Lions CB Darius Slay

Maximum: $550,000
Expected bonus: None

Slay needs two of the following three achievements to trigger a $550,000 2020 base salary escalator: (1) five or more interceptions, (2) 80 percent or more defensive playtime or (3) a Pro Bowl berth. While Slay has been named to the Pro Bowl for a third consecutive year, he is going miss out on earning the escalator for a third straight time unless he picks off three passes in Detroit’s last two games. The playtime component is an impossibility because he’s been on the field for 74.4 percent of Detroit’s defensive snaps in 2019. There’s no way he can get to 80 percent.

49ers CB Richard Sherman

Maximum: $4 million
Expected bonus: $1 million

Sherman is finally hitting paydirt this season with the $4 million of annual not-so-easily-achievable incentives in the three-year deal with a base value of $27.15 million he negotiated without an agent in 2018. He didn’t earn any of the incentives last year.

Sherman picked up $1 million for making the Pro Bowl. He’ll get an additional $2 million for being named first- or second-team All-NFL/All-Pro by the Associated Press, Pro Football Weekly, the Pro Football Writers Association, Sporting News or Sports Illustrated.
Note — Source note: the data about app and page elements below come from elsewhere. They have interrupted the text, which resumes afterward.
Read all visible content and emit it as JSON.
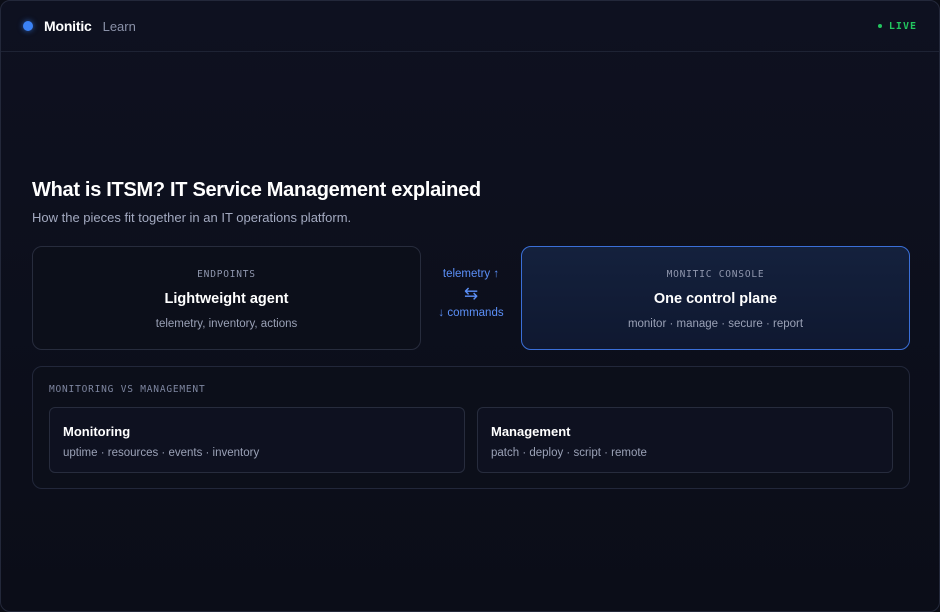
{
  "header": {
    "brand": "Monitic",
    "section": "Learn",
    "status": "LIVE",
    "accent_color": "#3b82f6",
    "status_color": "#22c55e"
  },
  "hero": {
    "title": "What is ITSM? IT Service Management explained",
    "subtitle": "How the pieces fit together in an IT operations platform."
  },
  "diagram": {
    "endpoints": {
      "kicker": "ENDPOINTS",
      "title": "Lightweight agent",
      "description": "telemetry, inventory, actions"
    },
    "flow": {
      "up_label": "telemetry ↑",
      "icon": "⇆",
      "down_label": "↓ commands"
    },
    "console": {
      "kicker": "MONITIC CONSOLE",
      "title": "One control plane",
      "description": "monitor · manage · secure · report"
    }
  },
  "comparison": {
    "kicker": "MONITORING VS MANAGEMENT",
    "items": [
      {
        "title": "Monitoring",
        "description": "uptime · resources · events · inventory"
      },
      {
        "title": "Management",
        "description": "patch · deploy · script · remote"
      }
    ]
  }
}
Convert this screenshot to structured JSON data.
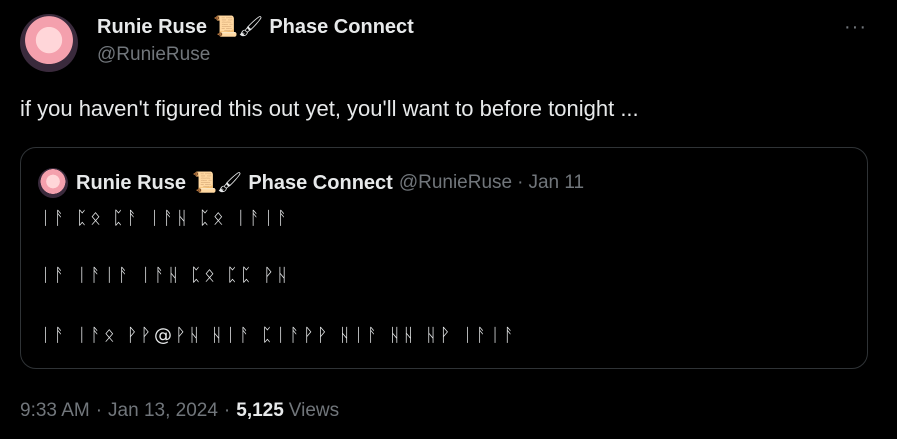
{
  "author": {
    "display_name": "Runie Ruse",
    "emojis": "📜🖌",
    "affiliation": "Phase Connect",
    "handle": "@RunieRuse"
  },
  "more_icon": "···",
  "tweet_text": "if you haven't figured this out yet, you'll want to before tonight ...",
  "quote": {
    "display_name": "Runie Ruse",
    "emojis": "📜🖌",
    "affiliation": "Phase Connect",
    "handle": "@RunieRuse",
    "separator": "·",
    "date": "Jan 11",
    "lines": [
      "ᛁᚨ ᛈᛟ ᛈᚨ ᛁᚨᚺ ᛈᛟ ᛁᚨᛁᚨ",
      "ᛁᚨ ᛁᚨᛁᚨ ᛁᚨᚺ ᛈᛟ ᛈᛈ ᚹᚺ",
      "ᛁᚨ ᛁᚨᛟ ᚹᚹ@ᚹᚺ ᚺᛁᚨ ᛈᛁᚨᚹᚹ ᚺᛁᚨ ᚺᚺ ᚺᚹ ᛁᚨᛁᚨ"
    ]
  },
  "footer": {
    "time": "9:33 AM",
    "separator": "·",
    "date": "Jan 13, 2024",
    "views_count": "5,125",
    "views_label": "Views"
  }
}
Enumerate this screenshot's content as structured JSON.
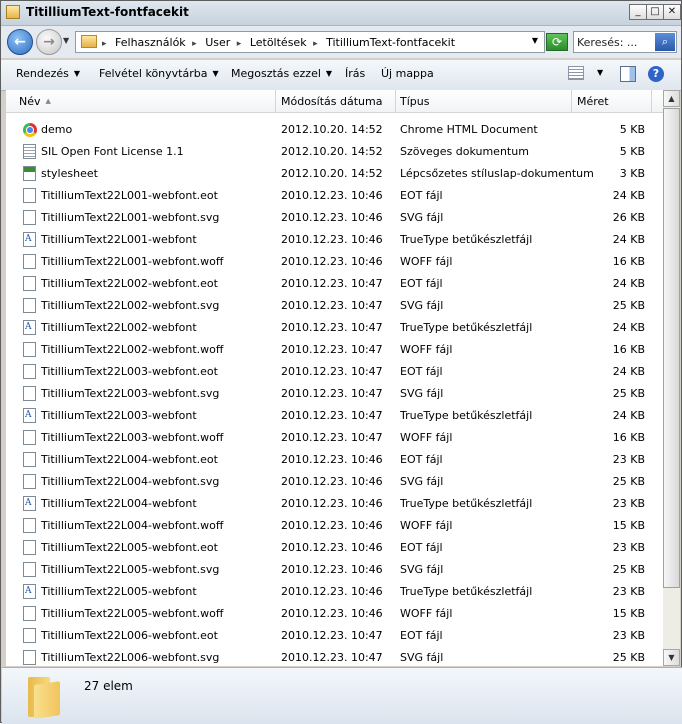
{
  "window": {
    "title": "TitilliumText-fontfacekit"
  },
  "address": {
    "crumbs": [
      "Felhasználók",
      "User",
      "Letöltések",
      "TitilliumText-fontfacekit"
    ],
    "search_placeholder": "Keresés: ..."
  },
  "commands": {
    "organize": "Rendezés",
    "include_library": "Felvétel könyvtárba",
    "share": "Megosztás ezzel",
    "burn": "Írás",
    "new_folder": "Új mappa"
  },
  "columns": {
    "name": "Név",
    "date": "Módosítás dátuma",
    "type": "Típus",
    "size": "Méret"
  },
  "files": [
    {
      "icon": "chrome-html-icon",
      "name": "demo",
      "date": "2012.10.20. 14:52",
      "type": "Chrome HTML Document",
      "size": "5 KB"
    },
    {
      "icon": "text-file-icon",
      "name": "SIL Open Font License 1.1",
      "date": "2012.10.20. 14:52",
      "type": "Szöveges dokumentum",
      "size": "5 KB"
    },
    {
      "icon": "css-file-icon",
      "name": "stylesheet",
      "date": "2012.10.20. 14:52",
      "type": "Lépcsőzetes stíluslap-dokumentum",
      "size": "3 KB"
    },
    {
      "icon": "file-icon",
      "name": "TitilliumText22L001-webfont.eot",
      "date": "2010.12.23. 10:46",
      "type": "EOT fájl",
      "size": "24 KB"
    },
    {
      "icon": "file-icon",
      "name": "TitilliumText22L001-webfont.svg",
      "date": "2010.12.23. 10:46",
      "type": "SVG fájl",
      "size": "26 KB"
    },
    {
      "icon": "font-file-icon",
      "name": "TitilliumText22L001-webfont",
      "date": "2010.12.23. 10:46",
      "type": "TrueType betűkészletfájl",
      "size": "24 KB"
    },
    {
      "icon": "file-icon",
      "name": "TitilliumText22L001-webfont.woff",
      "date": "2010.12.23. 10:46",
      "type": "WOFF fájl",
      "size": "16 KB"
    },
    {
      "icon": "file-icon",
      "name": "TitilliumText22L002-webfont.eot",
      "date": "2010.12.23. 10:47",
      "type": "EOT fájl",
      "size": "24 KB"
    },
    {
      "icon": "file-icon",
      "name": "TitilliumText22L002-webfont.svg",
      "date": "2010.12.23. 10:47",
      "type": "SVG fájl",
      "size": "25 KB"
    },
    {
      "icon": "font-file-icon",
      "name": "TitilliumText22L002-webfont",
      "date": "2010.12.23. 10:47",
      "type": "TrueType betűkészletfájl",
      "size": "24 KB"
    },
    {
      "icon": "file-icon",
      "name": "TitilliumText22L002-webfont.woff",
      "date": "2010.12.23. 10:47",
      "type": "WOFF fájl",
      "size": "16 KB"
    },
    {
      "icon": "file-icon",
      "name": "TitilliumText22L003-webfont.eot",
      "date": "2010.12.23. 10:47",
      "type": "EOT fájl",
      "size": "24 KB"
    },
    {
      "icon": "file-icon",
      "name": "TitilliumText22L003-webfont.svg",
      "date": "2010.12.23. 10:47",
      "type": "SVG fájl",
      "size": "25 KB"
    },
    {
      "icon": "font-file-icon",
      "name": "TitilliumText22L003-webfont",
      "date": "2010.12.23. 10:47",
      "type": "TrueType betűkészletfájl",
      "size": "24 KB"
    },
    {
      "icon": "file-icon",
      "name": "TitilliumText22L003-webfont.woff",
      "date": "2010.12.23. 10:47",
      "type": "WOFF fájl",
      "size": "16 KB"
    },
    {
      "icon": "file-icon",
      "name": "TitilliumText22L004-webfont.eot",
      "date": "2010.12.23. 10:46",
      "type": "EOT fájl",
      "size": "23 KB"
    },
    {
      "icon": "file-icon",
      "name": "TitilliumText22L004-webfont.svg",
      "date": "2010.12.23. 10:46",
      "type": "SVG fájl",
      "size": "25 KB"
    },
    {
      "icon": "font-file-icon",
      "name": "TitilliumText22L004-webfont",
      "date": "2010.12.23. 10:46",
      "type": "TrueType betűkészletfájl",
      "size": "23 KB"
    },
    {
      "icon": "file-icon",
      "name": "TitilliumText22L004-webfont.woff",
      "date": "2010.12.23. 10:46",
      "type": "WOFF fájl",
      "size": "15 KB"
    },
    {
      "icon": "file-icon",
      "name": "TitilliumText22L005-webfont.eot",
      "date": "2010.12.23. 10:46",
      "type": "EOT fájl",
      "size": "23 KB"
    },
    {
      "icon": "file-icon",
      "name": "TitilliumText22L005-webfont.svg",
      "date": "2010.12.23. 10:46",
      "type": "SVG fájl",
      "size": "25 KB"
    },
    {
      "icon": "font-file-icon",
      "name": "TitilliumText22L005-webfont",
      "date": "2010.12.23. 10:46",
      "type": "TrueType betűkészletfájl",
      "size": "23 KB"
    },
    {
      "icon": "file-icon",
      "name": "TitilliumText22L005-webfont.woff",
      "date": "2010.12.23. 10:46",
      "type": "WOFF fájl",
      "size": "15 KB"
    },
    {
      "icon": "file-icon",
      "name": "TitilliumText22L006-webfont.eot",
      "date": "2010.12.23. 10:47",
      "type": "EOT fájl",
      "size": "23 KB"
    },
    {
      "icon": "file-icon",
      "name": "TitilliumText22L006-webfont.svg",
      "date": "2010.12.23. 10:47",
      "type": "SVG fájl",
      "size": "25 KB"
    }
  ],
  "status": {
    "item_count": "27 elem"
  }
}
Making the Pro Bowl also triggered some favorable structural changes to Sherman’s contract. Sherman’s 2020 base salary is increasing by $1 million to $8 million, and an injury guarantee activates for that amount the day after Super Bowl LIV (Feb. 3, 2020). The $8 million becomes fully guaranteed less than two months later on April 1. His $2 million in 46-man per-game active roster bonuses ($125,000 per game) for 2020 reduces to $1 million with the increase in base salary.

Sherman also has $1 million for 90 percent or more defensive playing time. The hamstring injury that kept Sherman out of Week 15’s contest against the Falcons will likely cost him the playtime bonus. Sherman’s defensive playing time through 14 games is 85.5 percent. His playtime will be right around 88 percent if he doesn’t miss any of San Francisco’s remaining defensive snaps in the final two regular season games.

Vikings K Dan Bailey

Maximum: $1 million
Expected bonus: $1 million

Bailey has made 91.7 percent of his field goals attempts this season, and his percentage staying at least 90 percent would earn him $1 million. If it doesn’t drop below 87 percent, Bailey gets $750,000 instead. Keeping at it 85 percent or above is worth $500,000. It’s $250,000 by Bailey only converting 80 percent of his attempts for the season.

Pro Bowl Bonuses

Numerous NFL contracts contain Pro Bowl bonuses. In order to cash in on a Pro Bowl bonus, players must be selected on the original ballot and participate in the game unless they’re medically excused or playing in the Super Bowl. Getting into the game as an alternate doesn’t meet the requirements for payment.

In addition to Sherman and Hightower, seven other players have earned a Pro Bowl bonus this year. Packers left tackle David Bakhtiari going to Pro Bowl with Green Bay making the playoffs raises his 2020 base salary by $500,000 to $10.5 million. The Pro Bowl is profitable for two Eagles: tight end Zach Ertz’s 2020 and 2021 base salaries increase by $250,000, which also occurred with his 2017 and 2018 Pro Bowl selections; and offensive guard Brandon Brooks‘ 2020 base salary is going up by $250,000, just like last year as well.

Raiders center Rodney Hudson makes $100,000 for his Pro Bowl berth. Both punters, Brett Kern and Tress Way, earned an $100,000 incentive, the second straight year for Kern. Patriots special team ace Matthew Slater also earns $100,000.